**Brief**: Without the pictures, set down every record below exactly as it reads.

**Data for this exercise**:
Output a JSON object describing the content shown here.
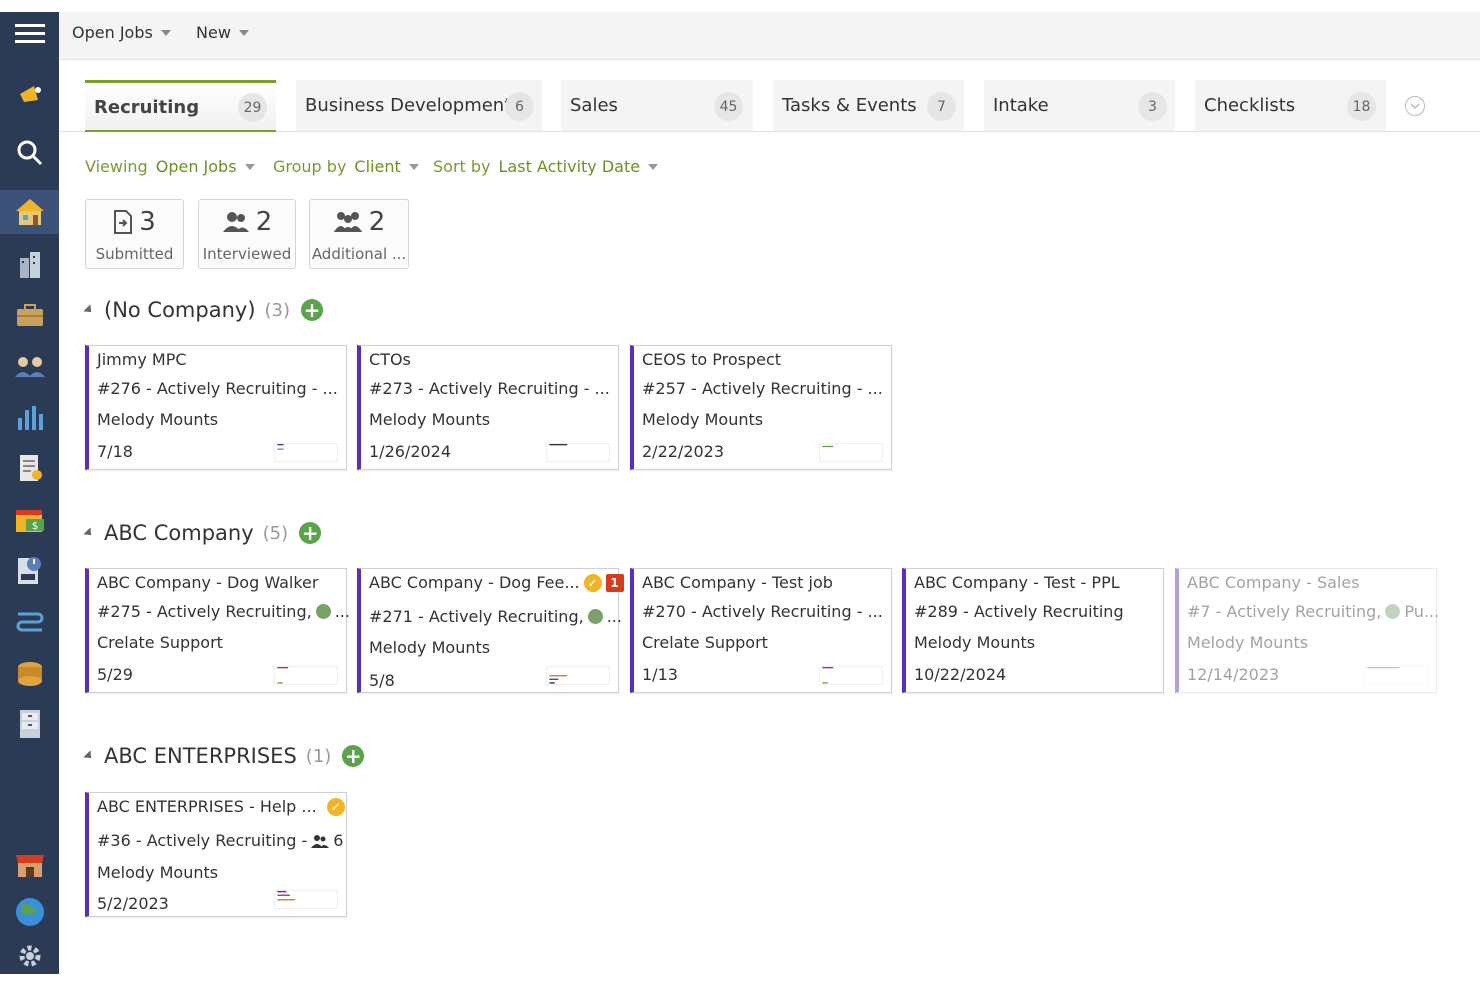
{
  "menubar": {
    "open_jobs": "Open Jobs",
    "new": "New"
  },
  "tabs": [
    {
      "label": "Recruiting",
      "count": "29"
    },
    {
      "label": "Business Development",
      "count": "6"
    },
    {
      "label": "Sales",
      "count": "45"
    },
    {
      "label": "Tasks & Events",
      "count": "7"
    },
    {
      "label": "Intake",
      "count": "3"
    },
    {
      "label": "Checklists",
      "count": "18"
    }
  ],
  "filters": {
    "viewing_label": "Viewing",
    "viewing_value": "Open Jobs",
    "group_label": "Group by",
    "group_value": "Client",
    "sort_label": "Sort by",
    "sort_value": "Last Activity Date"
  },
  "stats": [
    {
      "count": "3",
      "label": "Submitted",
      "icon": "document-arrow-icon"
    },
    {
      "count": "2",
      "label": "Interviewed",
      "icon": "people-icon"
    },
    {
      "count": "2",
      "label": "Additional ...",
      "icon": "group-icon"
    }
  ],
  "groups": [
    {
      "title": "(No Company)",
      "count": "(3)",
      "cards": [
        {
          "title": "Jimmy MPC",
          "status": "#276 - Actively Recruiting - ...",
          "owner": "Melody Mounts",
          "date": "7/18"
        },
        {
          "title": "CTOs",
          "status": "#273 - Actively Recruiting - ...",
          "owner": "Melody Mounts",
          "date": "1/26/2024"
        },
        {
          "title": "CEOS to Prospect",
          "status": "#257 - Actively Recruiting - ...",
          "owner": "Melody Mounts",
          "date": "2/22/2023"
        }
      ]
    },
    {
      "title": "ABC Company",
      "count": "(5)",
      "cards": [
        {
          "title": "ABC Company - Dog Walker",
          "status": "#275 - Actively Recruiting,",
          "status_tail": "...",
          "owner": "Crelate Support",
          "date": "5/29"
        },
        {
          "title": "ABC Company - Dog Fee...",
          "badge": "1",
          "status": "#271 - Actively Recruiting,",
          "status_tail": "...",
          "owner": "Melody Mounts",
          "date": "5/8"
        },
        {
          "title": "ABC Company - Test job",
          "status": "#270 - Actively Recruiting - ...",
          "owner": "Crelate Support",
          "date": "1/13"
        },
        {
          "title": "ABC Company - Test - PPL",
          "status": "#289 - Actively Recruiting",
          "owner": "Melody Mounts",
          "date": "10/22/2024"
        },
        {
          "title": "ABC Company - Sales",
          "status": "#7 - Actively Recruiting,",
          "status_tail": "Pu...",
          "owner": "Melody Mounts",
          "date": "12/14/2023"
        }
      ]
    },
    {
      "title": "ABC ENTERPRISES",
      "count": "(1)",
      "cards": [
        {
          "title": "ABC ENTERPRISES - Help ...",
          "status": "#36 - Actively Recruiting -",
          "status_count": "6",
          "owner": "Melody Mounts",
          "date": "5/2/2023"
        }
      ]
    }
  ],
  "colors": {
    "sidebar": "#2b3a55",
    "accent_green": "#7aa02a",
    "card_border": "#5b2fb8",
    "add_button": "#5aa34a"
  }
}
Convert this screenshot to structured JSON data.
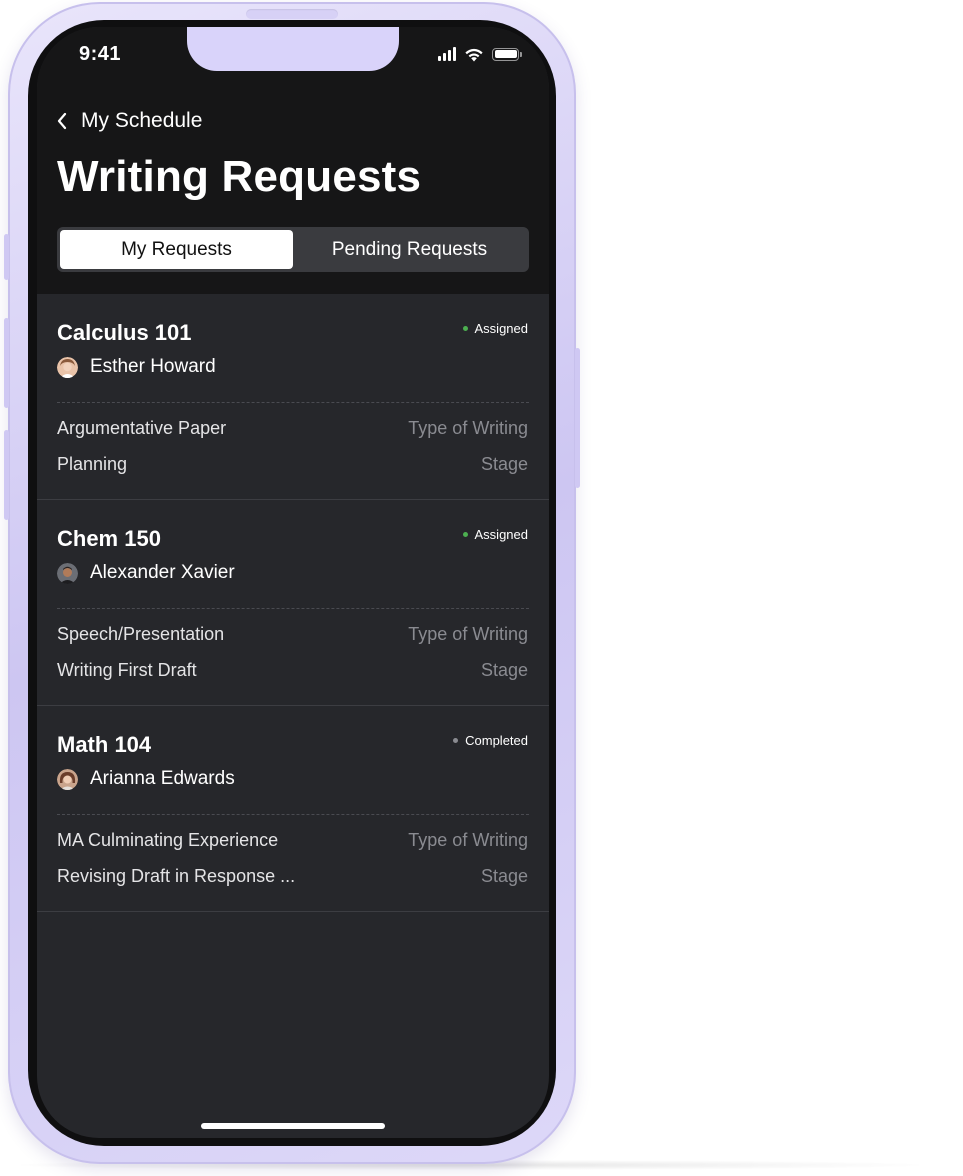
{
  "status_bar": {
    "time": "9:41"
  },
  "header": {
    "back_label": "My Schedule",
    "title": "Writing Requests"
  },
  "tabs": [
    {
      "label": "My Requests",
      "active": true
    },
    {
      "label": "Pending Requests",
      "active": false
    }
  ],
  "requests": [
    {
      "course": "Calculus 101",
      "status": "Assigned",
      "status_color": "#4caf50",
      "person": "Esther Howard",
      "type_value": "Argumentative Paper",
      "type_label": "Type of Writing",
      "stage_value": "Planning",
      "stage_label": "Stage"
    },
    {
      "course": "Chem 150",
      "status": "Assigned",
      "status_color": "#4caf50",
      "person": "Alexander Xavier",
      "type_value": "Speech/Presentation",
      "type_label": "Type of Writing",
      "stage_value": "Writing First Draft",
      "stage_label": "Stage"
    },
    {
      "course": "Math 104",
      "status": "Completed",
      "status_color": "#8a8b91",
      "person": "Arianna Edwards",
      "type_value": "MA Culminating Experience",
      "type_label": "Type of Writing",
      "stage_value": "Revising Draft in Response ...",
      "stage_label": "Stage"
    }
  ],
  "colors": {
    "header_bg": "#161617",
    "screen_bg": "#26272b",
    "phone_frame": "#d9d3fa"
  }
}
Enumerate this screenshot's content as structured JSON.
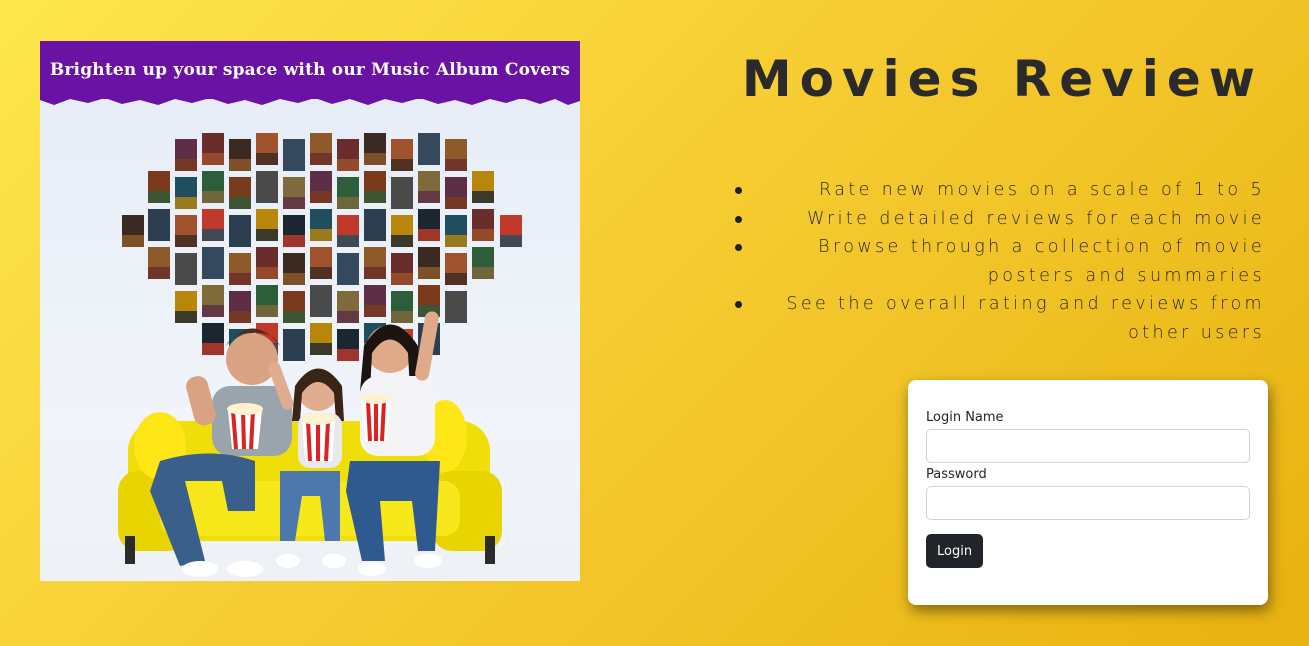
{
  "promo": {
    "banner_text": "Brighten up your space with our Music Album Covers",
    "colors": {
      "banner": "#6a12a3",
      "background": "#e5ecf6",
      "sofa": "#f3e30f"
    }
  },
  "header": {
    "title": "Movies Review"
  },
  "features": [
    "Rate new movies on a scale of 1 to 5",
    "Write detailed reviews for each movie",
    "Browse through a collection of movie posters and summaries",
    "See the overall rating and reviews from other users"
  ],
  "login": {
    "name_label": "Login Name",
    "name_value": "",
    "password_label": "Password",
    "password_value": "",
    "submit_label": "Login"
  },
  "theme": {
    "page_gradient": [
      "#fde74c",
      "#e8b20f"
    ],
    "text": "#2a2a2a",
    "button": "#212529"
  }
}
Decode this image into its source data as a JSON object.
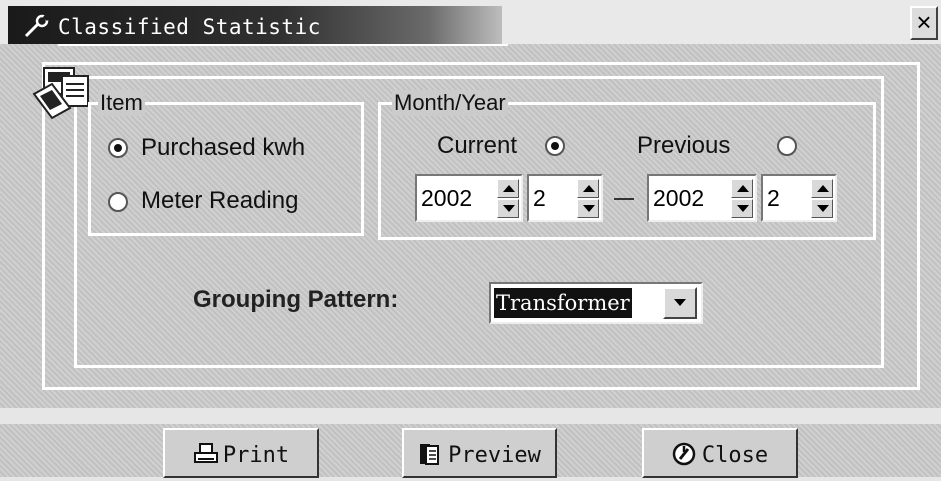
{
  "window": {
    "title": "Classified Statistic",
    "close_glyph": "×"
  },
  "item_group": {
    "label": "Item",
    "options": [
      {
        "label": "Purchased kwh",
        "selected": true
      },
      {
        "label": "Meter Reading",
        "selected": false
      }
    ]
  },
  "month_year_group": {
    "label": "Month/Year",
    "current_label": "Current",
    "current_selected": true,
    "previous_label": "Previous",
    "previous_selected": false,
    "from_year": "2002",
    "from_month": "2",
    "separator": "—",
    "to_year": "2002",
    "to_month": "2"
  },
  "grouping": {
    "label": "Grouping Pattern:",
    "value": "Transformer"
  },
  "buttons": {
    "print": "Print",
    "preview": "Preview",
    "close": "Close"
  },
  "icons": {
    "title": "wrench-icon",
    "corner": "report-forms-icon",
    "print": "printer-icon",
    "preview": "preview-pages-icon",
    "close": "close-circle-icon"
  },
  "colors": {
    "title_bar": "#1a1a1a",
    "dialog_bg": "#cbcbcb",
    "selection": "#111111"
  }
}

**Answer to the problem**:
Output a JSON object describing the content shown here.
{
  "menubar": {
    "open_jobs": "Open Jobs",
    "new": "New"
  },
  "tabs": [
    {
      "label": "Recruiting",
      "count": "29"
    },
    {
      "label": "Business Development",
      "count": "6"
    },
    {
      "label": "Sales",
      "count": "45"
    },
    {
      "label": "Tasks & Events",
      "count": "7"
    },
    {
      "label": "Intake",
      "count": "3"
    },
    {
      "label": "Checklists",
      "count": "18"
    }
  ],
  "filters": {
    "viewing_label": "Viewing",
    "viewing_value": "Open Jobs",
    "group_label": "Group by",
    "group_value": "Client",
    "sort_label": "Sort by",
    "sort_value": "Last Activity Date"
  },
  "stats": [
    {
      "count": "3",
      "label": "Submitted",
      "icon": "document-arrow-icon"
    },
    {
      "count": "2",
      "label": "Interviewed",
      "icon": "people-icon"
    },
    {
      "count": "2",
      "label": "Additional ...",
      "icon": "group-icon"
    }
  ],
  "groups": [
    {
      "title": "(No Company)",
      "count": "(3)",
      "cards": [
        {
          "title": "Jimmy MPC",
          "status": "#276 - Actively Recruiting - ...",
          "owner": "Melody Mounts",
          "date": "7/18"
        },
        {
          "title": "CTOs",
          "status": "#273 - Actively Recruiting - ...",
          "owner": "Melody Mounts",
          "date": "1/26/2024"
        },
        {
          "title": "CEOS to Prospect",
          "status": "#257 - Actively Recruiting - ...",
          "owner": "Melody Mounts",
          "date": "2/22/2023"
        }
      ]
    },
    {
      "title": "ABC Company",
      "count": "(5)",
      "cards": [
        {
          "title": "ABC Company - Dog Walker",
          "status": "#275 - Actively Recruiting,",
          "status_tail": "...",
          "owner": "Crelate Support",
          "date": "5/29"
        },
        {
          "title": "ABC Company - Dog Fee...",
          "badge": "1",
          "status": "#271 - Actively Recruiting,",
          "status_tail": "...",
          "owner": "Melody Mounts",
          "date": "5/8"
        },
        {
          "title": "ABC Company - Test job",
          "status": "#270 - Actively Recruiting - ...",
          "owner": "Crelate Support",
          "date": "1/13"
        },
        {
          "title": "ABC Company - Test - PPL",
          "status": "#289 - Actively Recruiting",
          "owner": "Melody Mounts",
          "date": "10/22/2024"
        },
        {
          "title": "ABC Company - Sales",
          "status": "#7 - Actively Recruiting,",
          "status_tail": "Pu...",
          "owner": "Melody Mounts",
          "date": "12/14/2023"
        }
      ]
    },
    {
      "title": "ABC ENTERPRISES",
      "count": "(1)",
      "cards": [
        {
          "title": "ABC ENTERPRISES - Help ...",
          "status": "#36 - Actively Recruiting -",
          "status_count": "6",
          "owner": "Melody Mounts",
          "date": "5/2/2023"
        }
      ]
    }
  ],
  "colors": {
    "sidebar": "#2b3a55",
    "accent_green": "#7aa02a",
    "card_border": "#5b2fb8",
    "add_button": "#5aa34a"
  }
}
Convert this screenshot to structured JSON data.
{
  "status_bar": {
    "time": "9:41"
  },
  "header": {
    "back_label": "My Schedule",
    "title": "Writing Requests"
  },
  "tabs": [
    {
      "label": "My Requests",
      "active": true
    },
    {
      "label": "Pending Requests",
      "active": false
    }
  ],
  "requests": [
    {
      "course": "Calculus 101",
      "status": "Assigned",
      "status_color": "#4caf50",
      "person": "Esther Howard",
      "type_value": "Argumentative Paper",
      "type_label": "Type of Writing",
      "stage_value": "Planning",
      "stage_label": "Stage"
    },
    {
      "course": "Chem 150",
      "status": "Assigned",
      "status_color": "#4caf50",
      "person": "Alexander Xavier",
      "type_value": "Speech/Presentation",
      "type_label": "Type of Writing",
      "stage_value": "Writing First Draft",
      "stage_label": "Stage"
    },
    {
      "course": "Math 104",
      "status": "Completed",
      "status_color": "#8a8b91",
      "person": "Arianna Edwards",
      "type_value": "MA Culminating Experience",
      "type_label": "Type of Writing",
      "stage_value": "Revising Draft in Response ...",
      "stage_label": "Stage"
    }
  ],
  "colors": {
    "header_bg": "#161617",
    "screen_bg": "#26272b",
    "phone_frame": "#d9d3fa"
  }
}
Enumerate this screenshot's content as structured JSON.
{
  "promo": {
    "banner_text": "Brighten up your space with our Music Album Covers",
    "colors": {
      "banner": "#6a12a3",
      "background": "#e5ecf6",
      "sofa": "#f3e30f"
    }
  },
  "header": {
    "title": "Movies Review"
  },
  "features": [
    "Rate new movies on a scale of 1 to 5",
    "Write detailed reviews for each movie",
    "Browse through a collection of movie posters and summaries",
    "See the overall rating and reviews from other users"
  ],
  "login": {
    "name_label": "Login Name",
    "name_value": "",
    "password_label": "Password",
    "password_value": "",
    "submit_label": "Login"
  },
  "theme": {
    "page_gradient": [
      "#fde74c",
      "#e8b20f"
    ],
    "text": "#2a2a2a",
    "button": "#212529"
  }
}
Decode this image into its source data as a JSON object.
{
  "window": {
    "title": "Classified Statistic",
    "close_glyph": "×"
  },
  "item_group": {
    "label": "Item",
    "options": [
      {
        "label": "Purchased kwh",
        "selected": true
      },
      {
        "label": "Meter Reading",
        "selected": false
      }
    ]
  },
  "month_year_group": {
    "label": "Month/Year",
    "current_label": "Current",
    "current_selected": true,
    "previous_label": "Previous",
    "previous_selected": false,
    "from_year": "2002",
    "from_month": "2",
    "separator": "—",
    "to_year": "2002",
    "to_month": "2"
  },
  "grouping": {
    "label": "Grouping Pattern:",
    "value": "Transformer"
  },
  "buttons": {
    "print": "Print",
    "preview": "Preview",
    "close": "Close"
  },
  "icons": {
    "title": "wrench-icon",
    "corner": "report-forms-icon",
    "print": "printer-icon",
    "preview": "preview-pages-icon",
    "close": "close-circle-icon"
  },
  "colors": {
    "title_bar": "#1a1a1a",
    "dialog_bg": "#cbcbcb",
    "selection": "#111111"
  }
}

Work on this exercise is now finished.